Leukemia. 2010 Sep;24(9):1588-98. doi: 10.1038/leu.2010.152. Epub 2010 Jul 29.


O-linked N-Acetylglucosamine (O-GlcNAc) post-translational modifications originate from the activity of the hexosamine pathway, and are known to affect intracellular signaling processes. As aberrant responses to microenvironmental signals are a feature of chronic lymphocytic leukemia (CLL), O-GlcNAcylated protein levels were measured in primary CLL cells. In contrast to normal circulating and tonsillar B cells, CLL cells expressed high levels of O-GlcNAcylated proteins, including p53, c-myc and Akt. O-GlcNAcylation in CLL cells increased following activation with cytokines and through toll-like receptors (TLRs), or after loading with hexosamine pathway substrates. However, high baseline O-GlcNAc levels were associated with impaired signaling responses to TLR agonists, chemotherapeutic agents, B cell receptor crosslinking and mitogens.

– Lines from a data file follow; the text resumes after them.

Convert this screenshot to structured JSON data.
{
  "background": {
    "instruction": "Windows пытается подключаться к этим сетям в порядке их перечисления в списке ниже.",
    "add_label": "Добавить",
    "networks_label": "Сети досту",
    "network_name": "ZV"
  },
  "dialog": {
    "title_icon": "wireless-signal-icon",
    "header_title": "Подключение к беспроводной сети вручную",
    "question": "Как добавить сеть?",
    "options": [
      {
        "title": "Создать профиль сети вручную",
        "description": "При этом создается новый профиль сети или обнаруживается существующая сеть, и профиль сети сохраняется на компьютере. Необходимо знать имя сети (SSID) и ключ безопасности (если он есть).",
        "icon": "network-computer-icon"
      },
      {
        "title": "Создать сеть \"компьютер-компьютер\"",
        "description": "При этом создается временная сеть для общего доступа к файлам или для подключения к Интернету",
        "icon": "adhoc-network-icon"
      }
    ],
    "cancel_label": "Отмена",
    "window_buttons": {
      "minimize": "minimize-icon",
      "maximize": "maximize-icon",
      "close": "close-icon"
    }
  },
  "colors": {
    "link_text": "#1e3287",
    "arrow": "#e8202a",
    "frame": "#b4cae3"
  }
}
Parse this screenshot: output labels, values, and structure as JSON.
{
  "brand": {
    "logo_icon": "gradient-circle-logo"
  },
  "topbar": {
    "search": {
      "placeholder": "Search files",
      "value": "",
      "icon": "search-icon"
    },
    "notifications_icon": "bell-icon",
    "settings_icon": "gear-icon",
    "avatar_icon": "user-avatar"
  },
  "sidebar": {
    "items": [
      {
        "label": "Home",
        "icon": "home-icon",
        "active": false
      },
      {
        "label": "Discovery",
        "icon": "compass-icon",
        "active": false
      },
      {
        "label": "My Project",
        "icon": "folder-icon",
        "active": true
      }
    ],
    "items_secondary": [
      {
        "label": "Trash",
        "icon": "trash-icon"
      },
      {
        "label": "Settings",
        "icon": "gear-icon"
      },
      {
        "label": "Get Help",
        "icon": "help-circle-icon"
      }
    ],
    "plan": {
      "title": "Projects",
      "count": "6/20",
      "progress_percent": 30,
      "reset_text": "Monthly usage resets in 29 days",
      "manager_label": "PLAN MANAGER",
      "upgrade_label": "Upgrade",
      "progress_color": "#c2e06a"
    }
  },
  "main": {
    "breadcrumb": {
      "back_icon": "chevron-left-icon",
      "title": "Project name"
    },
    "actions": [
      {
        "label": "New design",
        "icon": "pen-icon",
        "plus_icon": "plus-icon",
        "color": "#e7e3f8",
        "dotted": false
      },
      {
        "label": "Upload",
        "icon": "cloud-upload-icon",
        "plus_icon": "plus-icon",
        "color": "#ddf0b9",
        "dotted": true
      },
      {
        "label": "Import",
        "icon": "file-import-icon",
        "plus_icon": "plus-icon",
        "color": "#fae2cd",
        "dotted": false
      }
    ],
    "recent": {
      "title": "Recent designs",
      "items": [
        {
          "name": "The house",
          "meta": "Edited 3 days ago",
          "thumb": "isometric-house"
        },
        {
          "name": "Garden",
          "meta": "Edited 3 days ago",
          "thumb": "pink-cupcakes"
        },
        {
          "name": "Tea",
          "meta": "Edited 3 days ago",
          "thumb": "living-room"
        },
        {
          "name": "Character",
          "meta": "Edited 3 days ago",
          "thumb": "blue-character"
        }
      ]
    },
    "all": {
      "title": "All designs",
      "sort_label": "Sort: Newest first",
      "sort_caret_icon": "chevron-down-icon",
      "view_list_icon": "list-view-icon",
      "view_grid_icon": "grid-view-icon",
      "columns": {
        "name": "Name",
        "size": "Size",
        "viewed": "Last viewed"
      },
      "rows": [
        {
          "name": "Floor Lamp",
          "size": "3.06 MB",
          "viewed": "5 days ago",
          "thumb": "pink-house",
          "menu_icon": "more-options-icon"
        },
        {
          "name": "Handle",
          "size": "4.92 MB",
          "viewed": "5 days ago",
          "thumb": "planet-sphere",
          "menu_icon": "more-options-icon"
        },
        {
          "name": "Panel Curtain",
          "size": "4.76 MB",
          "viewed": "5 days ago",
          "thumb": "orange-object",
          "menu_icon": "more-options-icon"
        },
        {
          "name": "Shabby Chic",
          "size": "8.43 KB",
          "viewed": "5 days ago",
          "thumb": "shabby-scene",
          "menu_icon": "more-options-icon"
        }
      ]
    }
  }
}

Indolent and aggressive clinical behavior of CLL cells were found to correlate with higher and lower O-GlcNAc levels, respectively. These findings suggest that intracellular O-GlcNAcylation is associated with the pathogenesis of CLL, which could potentially have therapeutic implications.

Publication types

  • Research Support, N.I.H., Extramural
  • Research Support, Non-U.S. Gov't

MeSH terms

  • Acetylglucosamine / metabolism*
  • Acylation
  • Adult
  • Aged
  • Aged, 80 and over
  • Base Sequence
  • Cytokines / metabolism
  • DNA Primers
  • Female
  • Humans
  • Immunophenotyping
  • Leukemia, Lymphocytic, Chronic, B-Cell / metabolism*
  • Leukemia, Lymphocytic, Chronic, B-Cell / pathology
  • Male
  • Middle Aged
  • Polymerase Chain Reaction
  • Toll-Like Receptors / metabolism
  • Tumor Cells, Cultured


  • Cytokines
  • DNA Primers
  • Toll-Like Receptors
  • Acetylglucosamine